By Amanda Ferguson
BELFAST (Reuters) - Northern Irish businesses urged Britain to tackle disruption to post-Brexit trade through negotiations with the European Union rather than pursuing unilateral plans published on Monday that some sectors said would leave them worse off.
London has pledged to implement the legislation overriding some post-Brexit trade rules for the British-run region if negotiations with the EU on removing many checks on goods moving into Northern Ireland from the rest of the United Kingdom fail.
Britain wants to introduce two lanes for goods, a green lane permitting the seamless flow of products staying in the UK, and a red for those moving onto the EU and requiring checks. It also wants to allow businesses to choose between meeting UK and EU standards in a new dual regulatory regime.
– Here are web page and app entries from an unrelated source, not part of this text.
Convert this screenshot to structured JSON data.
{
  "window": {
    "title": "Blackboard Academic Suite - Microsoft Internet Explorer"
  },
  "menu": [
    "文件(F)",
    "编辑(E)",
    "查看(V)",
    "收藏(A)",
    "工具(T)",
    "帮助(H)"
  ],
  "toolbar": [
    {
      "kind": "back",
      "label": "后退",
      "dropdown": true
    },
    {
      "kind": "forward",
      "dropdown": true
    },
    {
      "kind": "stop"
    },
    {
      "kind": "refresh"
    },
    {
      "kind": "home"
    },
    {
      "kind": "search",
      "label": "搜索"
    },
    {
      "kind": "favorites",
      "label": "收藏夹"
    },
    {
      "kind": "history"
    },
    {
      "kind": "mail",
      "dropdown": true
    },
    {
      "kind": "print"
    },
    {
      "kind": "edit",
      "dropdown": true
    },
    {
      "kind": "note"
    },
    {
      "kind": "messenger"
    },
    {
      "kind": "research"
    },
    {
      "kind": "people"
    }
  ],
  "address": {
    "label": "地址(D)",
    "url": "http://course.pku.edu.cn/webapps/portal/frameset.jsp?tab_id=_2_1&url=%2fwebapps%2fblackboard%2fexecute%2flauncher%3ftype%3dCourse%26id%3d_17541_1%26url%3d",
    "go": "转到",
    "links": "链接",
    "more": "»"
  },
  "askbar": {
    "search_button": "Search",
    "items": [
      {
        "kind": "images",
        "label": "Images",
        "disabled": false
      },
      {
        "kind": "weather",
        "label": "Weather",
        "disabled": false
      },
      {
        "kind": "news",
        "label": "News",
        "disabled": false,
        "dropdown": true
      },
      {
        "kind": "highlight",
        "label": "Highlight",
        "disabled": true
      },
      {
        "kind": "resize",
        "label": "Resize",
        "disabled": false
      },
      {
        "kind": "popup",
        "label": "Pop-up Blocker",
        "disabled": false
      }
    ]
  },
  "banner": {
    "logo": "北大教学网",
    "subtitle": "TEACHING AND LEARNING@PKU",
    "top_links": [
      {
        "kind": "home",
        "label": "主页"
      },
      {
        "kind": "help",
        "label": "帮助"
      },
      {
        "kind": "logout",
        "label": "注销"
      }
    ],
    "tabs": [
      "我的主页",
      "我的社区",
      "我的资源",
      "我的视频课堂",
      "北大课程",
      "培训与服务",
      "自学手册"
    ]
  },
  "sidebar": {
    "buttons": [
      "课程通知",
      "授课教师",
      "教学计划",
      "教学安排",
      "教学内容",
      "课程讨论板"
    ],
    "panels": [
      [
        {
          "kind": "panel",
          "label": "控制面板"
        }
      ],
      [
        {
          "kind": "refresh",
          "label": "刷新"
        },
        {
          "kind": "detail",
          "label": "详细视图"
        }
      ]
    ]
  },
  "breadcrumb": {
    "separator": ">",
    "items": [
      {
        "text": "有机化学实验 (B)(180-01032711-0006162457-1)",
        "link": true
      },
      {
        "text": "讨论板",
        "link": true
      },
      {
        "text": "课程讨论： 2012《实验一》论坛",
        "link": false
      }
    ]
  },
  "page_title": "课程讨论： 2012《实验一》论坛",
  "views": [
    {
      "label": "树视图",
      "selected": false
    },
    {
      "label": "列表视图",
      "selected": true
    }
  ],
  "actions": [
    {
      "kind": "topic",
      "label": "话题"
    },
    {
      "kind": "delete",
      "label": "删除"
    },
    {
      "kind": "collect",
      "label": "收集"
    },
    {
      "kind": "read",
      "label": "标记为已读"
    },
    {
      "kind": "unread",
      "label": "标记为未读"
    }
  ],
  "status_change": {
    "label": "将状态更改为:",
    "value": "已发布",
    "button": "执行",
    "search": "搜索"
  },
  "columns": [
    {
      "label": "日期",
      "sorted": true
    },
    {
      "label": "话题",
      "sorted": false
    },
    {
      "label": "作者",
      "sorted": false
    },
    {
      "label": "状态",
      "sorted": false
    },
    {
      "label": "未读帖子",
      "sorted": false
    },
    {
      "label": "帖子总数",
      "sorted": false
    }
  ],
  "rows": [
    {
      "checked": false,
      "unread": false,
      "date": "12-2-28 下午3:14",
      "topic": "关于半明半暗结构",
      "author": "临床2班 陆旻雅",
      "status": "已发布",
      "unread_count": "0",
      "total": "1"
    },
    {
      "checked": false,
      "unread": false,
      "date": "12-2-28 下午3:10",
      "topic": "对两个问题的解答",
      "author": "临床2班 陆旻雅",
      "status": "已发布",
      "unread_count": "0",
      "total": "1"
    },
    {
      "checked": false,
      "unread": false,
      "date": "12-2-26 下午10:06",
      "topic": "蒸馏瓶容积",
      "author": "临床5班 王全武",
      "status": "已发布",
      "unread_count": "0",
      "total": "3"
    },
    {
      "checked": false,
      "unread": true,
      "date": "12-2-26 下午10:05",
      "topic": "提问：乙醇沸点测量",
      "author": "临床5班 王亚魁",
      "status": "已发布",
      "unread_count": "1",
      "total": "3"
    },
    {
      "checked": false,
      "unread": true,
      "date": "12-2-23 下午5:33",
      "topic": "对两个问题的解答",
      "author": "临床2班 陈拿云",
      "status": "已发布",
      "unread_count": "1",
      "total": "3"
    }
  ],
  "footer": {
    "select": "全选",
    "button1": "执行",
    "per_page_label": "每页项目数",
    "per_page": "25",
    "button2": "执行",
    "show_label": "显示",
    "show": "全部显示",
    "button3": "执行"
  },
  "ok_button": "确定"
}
"While there are attractive elements in the proposals for consumer facing businesses in particular, a careful balance must be struck to protect gains made to date by our exporters and agri-food sub-sectors," Northern Ireland Chamber of Commerce Head of Public Affairs Stuart Anderson said in a statement.
"The apparent shifting of risk onto Northern Irish businesses is a cause for particular concern."
Anderson said it was incumbent on the EU and the UK to reach a negotiated outcome, a view echoed by every business group, including those representing retailers, wholesalers and others most affected by the checks introduced so far under the Northern Ireland protocol.
However the manufacturing, dairy and meat industries have warned that unilateral action by London could damage Northern Irish business. Many of their members have benefited from the continued access to the EU's single market granted to Northern Ireland but not England, Scotland or Wales.
Stephen Kelly of trade body Manufacturing NI told the BBC that the green and red channels "simply will not work." It and the dual regulatory regime would add additional burdens for the many business that trade not only with the rest of the UK, but across the open border with Ireland and the wider EU, he said.
"I don't think they understand border areas at all and they don't really appreciate a lot of trade issues properly," Campbell Tweed of the National Sheep Association added in an interview with Reuters, referring to the UK government.
"I don't see people trying to operate to two different standards in the same place and if they do, that's going to bring serious difficulties."
(Writing by Padraic Halpin; Editing by Toby Chopra)